==== EXERCISE INPUTS
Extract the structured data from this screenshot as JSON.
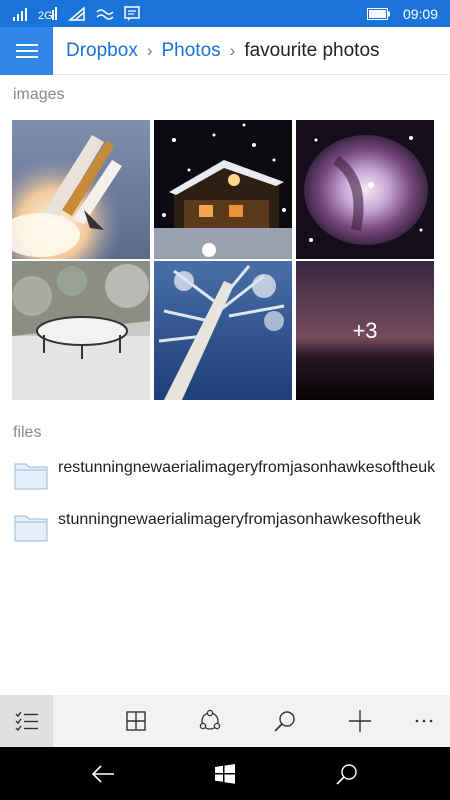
{
  "status": {
    "time": "09:09"
  },
  "header": {
    "breadcrumb": [
      {
        "label": "Dropbox"
      },
      {
        "label": "Photos"
      }
    ],
    "current": "favourite photos"
  },
  "images_section": {
    "label": "images",
    "more_count": "+3",
    "tiles": [
      "shuttle launch",
      "snowy house at night",
      "orion nebula",
      "snow trampoline",
      "frosted tree",
      "pink sunset"
    ]
  },
  "files_section": {
    "label": "files",
    "items": [
      {
        "name": "restunningnewaerialimageryfromjasonhawkesoftheuk"
      },
      {
        "name": "stunningnewaerialimageryfromjasonhawkesoftheuk"
      }
    ]
  },
  "colors": {
    "accent": "#1a73d9",
    "menu_bg": "#2f86e8"
  }
}
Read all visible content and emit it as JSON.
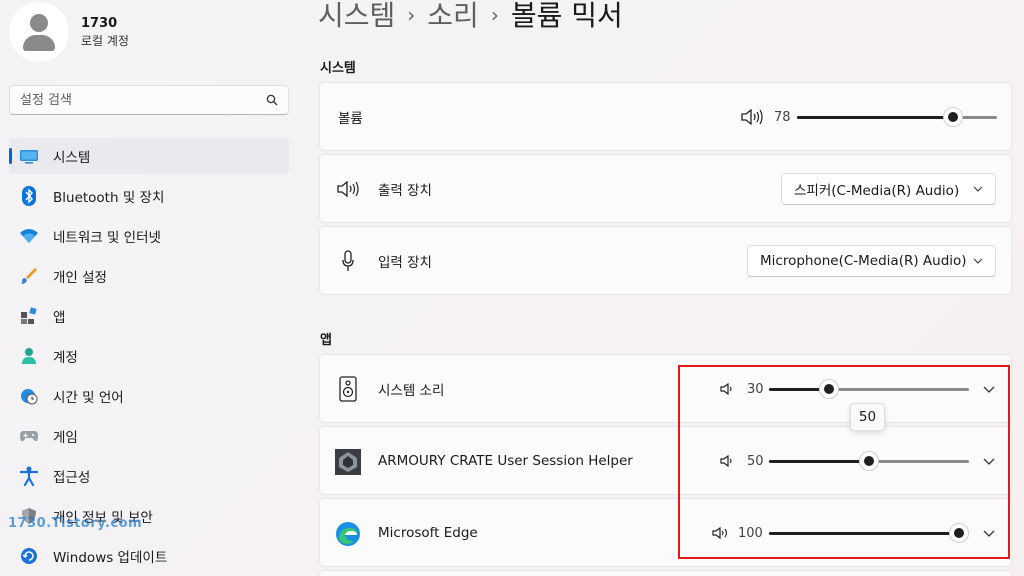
{
  "profile": {
    "name": "1730",
    "account_type": "로컬 계정"
  },
  "search": {
    "placeholder": "설정 검색"
  },
  "nav": {
    "items": [
      {
        "label": "시스템",
        "icon": "monitor-icon"
      },
      {
        "label": "Bluetooth 및 장치",
        "icon": "bluetooth-icon"
      },
      {
        "label": "네트워크 및 인터넷",
        "icon": "wifi-icon"
      },
      {
        "label": "개인 설정",
        "icon": "brush-icon"
      },
      {
        "label": "앱",
        "icon": "apps-icon"
      },
      {
        "label": "계정",
        "icon": "person-icon"
      },
      {
        "label": "시간 및 언어",
        "icon": "globe-clock-icon"
      },
      {
        "label": "게임",
        "icon": "gamepad-icon"
      },
      {
        "label": "접근성",
        "icon": "accessibility-icon"
      },
      {
        "label": "개인 정보 및 보안",
        "icon": "shield-icon"
      },
      {
        "label": "Windows 업데이트",
        "icon": "update-icon"
      }
    ]
  },
  "watermark": "1730.Tistory.com",
  "breadcrumb": {
    "part1": "시스템",
    "part2": "소리",
    "current": "볼륨 믹서",
    "separator": "›"
  },
  "system_section": {
    "title": "시스템",
    "volume": {
      "label": "볼륨",
      "value": 78
    },
    "output": {
      "label": "출력 장치",
      "selected": "스피커(C-Media(R) Audio)"
    },
    "input": {
      "label": "입력 장치",
      "selected": "Microphone(C-Media(R) Audio)"
    }
  },
  "apps_section": {
    "title": "앱",
    "apps": [
      {
        "name": "시스템 소리",
        "volume": 30,
        "icon": "speaker-box-icon"
      },
      {
        "name": "ARMOURY CRATE User Session Helper",
        "volume": 50,
        "icon": "armoury-crate-icon"
      },
      {
        "name": "Microsoft Edge",
        "volume": 100,
        "icon": "edge-icon"
      }
    ]
  },
  "tooltip": {
    "value": "50"
  },
  "colors": {
    "accent": "#0067c0",
    "highlight_box": "#e11919"
  }
}
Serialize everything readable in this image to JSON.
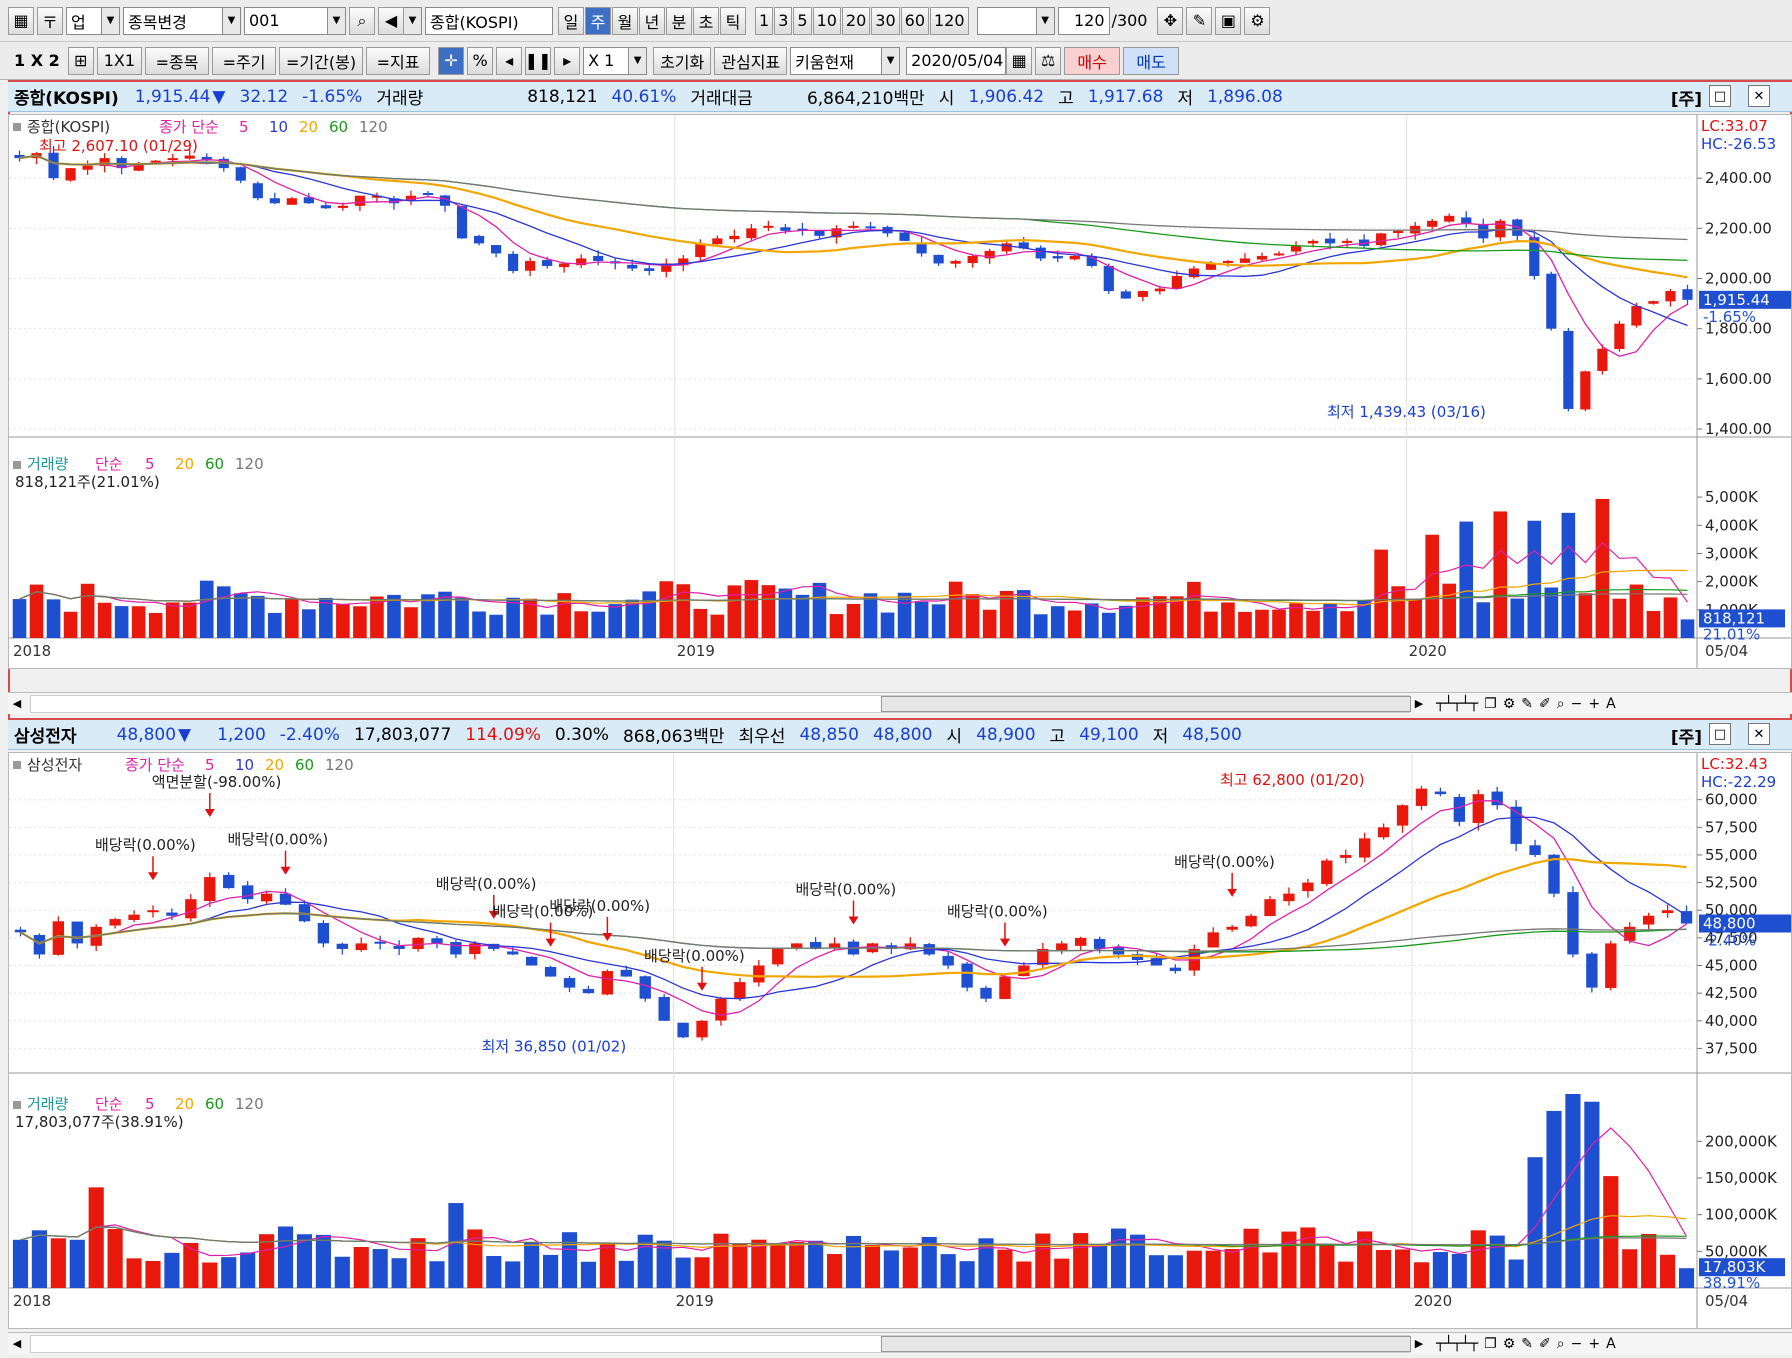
{
  "toolbar1": {
    "market": "업",
    "change_label": "종목변경",
    "code": "001",
    "name": "종합(KOSPI)",
    "periods": [
      "일",
      "주",
      "월",
      "년",
      "분",
      "초",
      "틱"
    ],
    "active_period": "주",
    "minutes": [
      "1",
      "3",
      "5",
      "10",
      "20",
      "30",
      "60",
      "120"
    ],
    "count": "120",
    "count_max": "/300"
  },
  "toolbar2": {
    "layout": "1 X 2",
    "layout2": "1X1",
    "buttons": [
      "=종목",
      "=주기",
      "=기간(봉)",
      "=지표"
    ],
    "pct": "%",
    "zoom": "X 1",
    "reset": "초기화",
    "interest": "관심지표",
    "kiwoom": "키움현재",
    "date": "2020/05/04",
    "buy": "매수",
    "sell": "매도"
  },
  "panels": [
    {
      "info": {
        "name": "종합(KOSPI)",
        "price": "1,915.44",
        "arrow": "▼",
        "change": "32.12",
        "pct": "-1.65%",
        "vol_label": "거래량",
        "volume": "818,121",
        "vol_pct": "40.61%",
        "amount_label": "거래대금",
        "amount": "6,864,210백만",
        "open_label": "시",
        "open": "1,906.42",
        "high_label": "고",
        "high": "1,917.68",
        "low_label": "저",
        "low": "1,896.08"
      },
      "price_legend": {
        "name": "종합(KOSPI)",
        "label": "종가 단순",
        "ma": [
          "5",
          "10",
          "20",
          "60",
          "120"
        ]
      },
      "lc": "LC:33.07",
      "hc": "HC:-26.53",
      "high_note": "최고 2,607.10 (01/29)",
      "low_note": "최저 1,439.43 (03/16)",
      "price_axis": [
        "2,400.00",
        "2,200.00",
        "2,000.00",
        "1,800.00",
        "1,600.00",
        "1,400.00"
      ],
      "current_label": "1,915.44",
      "current_pct": "-1.65%",
      "vol_legend": {
        "name": "거래량",
        "label": "단순",
        "ma": [
          "5",
          "20",
          "60",
          "120"
        ],
        "value": "818,121주(21.01%)"
      },
      "vol_axis": [
        "5,000K",
        "4,000K",
        "3,000K",
        "2,000K",
        "1,000K"
      ],
      "vol_current": "818,121",
      "vol_current_pct": "21.01%",
      "dates": [
        "2018",
        "2019",
        "2020"
      ],
      "date_end": "05/04",
      "annotations": []
    },
    {
      "info": {
        "name": "삼성전자",
        "price": "48,800",
        "arrow": "▼",
        "change": "1,200",
        "pct": "-2.40%",
        "volume": "17,803,077",
        "vol_pct": "114.09%",
        "turnover": "0.30%",
        "amount": "868,063백만",
        "best_label": "최우선",
        "best_ask": "48,850",
        "best_bid": "48,800",
        "open_label": "시",
        "open": "48,900",
        "high_label": "고",
        "high": "49,100",
        "low_label": "저",
        "low": "48,500"
      },
      "price_legend": {
        "name": "삼성전자",
        "label": "종가 단순",
        "ma": [
          "5",
          "10",
          "20",
          "60",
          "120"
        ]
      },
      "lc": "LC:32.43",
      "hc": "HC:-22.29",
      "high_note": "최고 62,800 (01/20)",
      "low_note": "최저 36,850 (01/02)",
      "price_axis": [
        "60,000",
        "57,500",
        "55,000",
        "52,500",
        "50,000",
        "47,500",
        "45,000",
        "42,500",
        "40,000",
        "37,500"
      ],
      "current_label": "48,800",
      "current_pct": "-2.40%",
      "vol_legend": {
        "name": "거래량",
        "label": "단순",
        "ma": [
          "5",
          "20",
          "60",
          "120"
        ],
        "value": "17,803,077주(38.91%)"
      },
      "vol_axis": [
        "200,000K",
        "150,000K",
        "100,000K",
        "50,000K"
      ],
      "vol_current": "17,803K",
      "vol_current_pct": "38.91%",
      "dates": [
        "2018",
        "2019",
        "2020"
      ],
      "date_end": "05/04",
      "annotations": [
        "배당락(0.00%)",
        "액면분할(-98.00%)",
        "배당락(0.00%)",
        "배당락(0.00%)",
        "배당락(0.00%)",
        "배당락(0.00%)",
        "배당락(0.00%)",
        "배당락(0.00%)",
        "배당락(0.00%)",
        "배당락(0.00%)"
      ]
    }
  ],
  "colors": {
    "up": "#e8180c",
    "down": "#1f4fd1",
    "ma5": "#e020a8",
    "ma10": "#2a36d8",
    "ma20": "#f2a600",
    "ma60": "#1a9a1a",
    "ma120": "#777777"
  },
  "chart_data": [
    {
      "type": "candlestick",
      "title": "종합(KOSPI)",
      "period": "weekly",
      "series": [
        {
          "name": "close",
          "values": [
            2480,
            2500,
            2400,
            2440,
            2450,
            2480,
            2440,
            2460,
            2470,
            2480,
            2490,
            2470,
            2440,
            2390,
            2320,
            2300,
            2320,
            2300,
            2280,
            2290,
            2330,
            2330,
            2300,
            2330,
            2340,
            2290,
            2160,
            2140,
            2100,
            2030,
            2070,
            2050,
            2060,
            2080,
            2070,
            2060,
            2040,
            2030,
            2060,
            2080,
            2140,
            2160,
            2170,
            2200,
            2210,
            2190,
            2190,
            2170,
            2200,
            2210,
            2200,
            2180,
            2150,
            2100,
            2060,
            2070,
            2090,
            2110,
            2140,
            2120,
            2080,
            2080,
            2090,
            2050,
            1950,
            1920,
            1950,
            1960,
            2010,
            2040,
            2060,
            2070,
            2080,
            2090,
            2100,
            2130,
            2150,
            2140,
            2150,
            2130,
            2180,
            2190,
            2210,
            2230,
            2250,
            2220,
            2160,
            2230,
            2170,
            2010,
            1800,
            1480,
            1630,
            1720,
            1820,
            1890,
            1910,
            1950,
            1915
          ]
        }
      ],
      "ylim": [
        1400,
        2620
      ],
      "high": "2,607.10 (01/29)",
      "low": "1,439.43 (03/16)"
    },
    {
      "type": "candlestick",
      "title": "삼성전자",
      "period": "weekly",
      "series": [
        {
          "name": "close",
          "values": [
            48000,
            46000,
            49000,
            47000,
            48500,
            49200,
            49600,
            50000,
            49500,
            51000,
            53000,
            52000,
            51000,
            51500,
            50500,
            49000,
            47000,
            46500,
            47000,
            47000,
            46500,
            47500,
            47000,
            46000,
            47000,
            46500,
            46000,
            45000,
            44000,
            43000,
            42500,
            44500,
            44000,
            42000,
            40000,
            38500,
            40000,
            42000,
            43500,
            45000,
            46500,
            47000,
            46500,
            47000,
            46000,
            47000,
            46500,
            47000,
            46000,
            45000,
            43000,
            42000,
            44000,
            45000,
            46500,
            47000,
            47500,
            46500,
            46000,
            45500,
            45000,
            44500,
            46500,
            48000,
            48500,
            49500,
            51000,
            51500,
            52500,
            54500,
            55000,
            56500,
            57500,
            59500,
            61000,
            60500,
            58000,
            60500,
            59500,
            56000,
            55000,
            51500,
            46000,
            43000,
            47000,
            48500,
            49500,
            50000,
            48800
          ]
        }
      ],
      "ylim": [
        36000,
        63500
      ],
      "high": "62,800 (01/20)",
      "low": "36,850 (01/02)"
    }
  ]
}
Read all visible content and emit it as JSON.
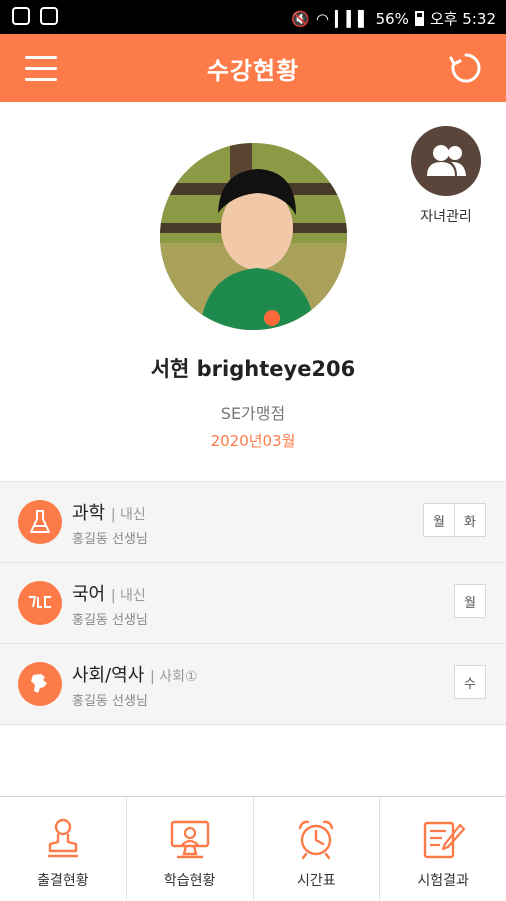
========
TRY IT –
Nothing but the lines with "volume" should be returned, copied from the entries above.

YOUR RESPONSE –
    "volume": {
        "volume": 30,
        "volume": 50,
        "volume": 100,
        "volume": "818,121",
        "volume": "17,803,077",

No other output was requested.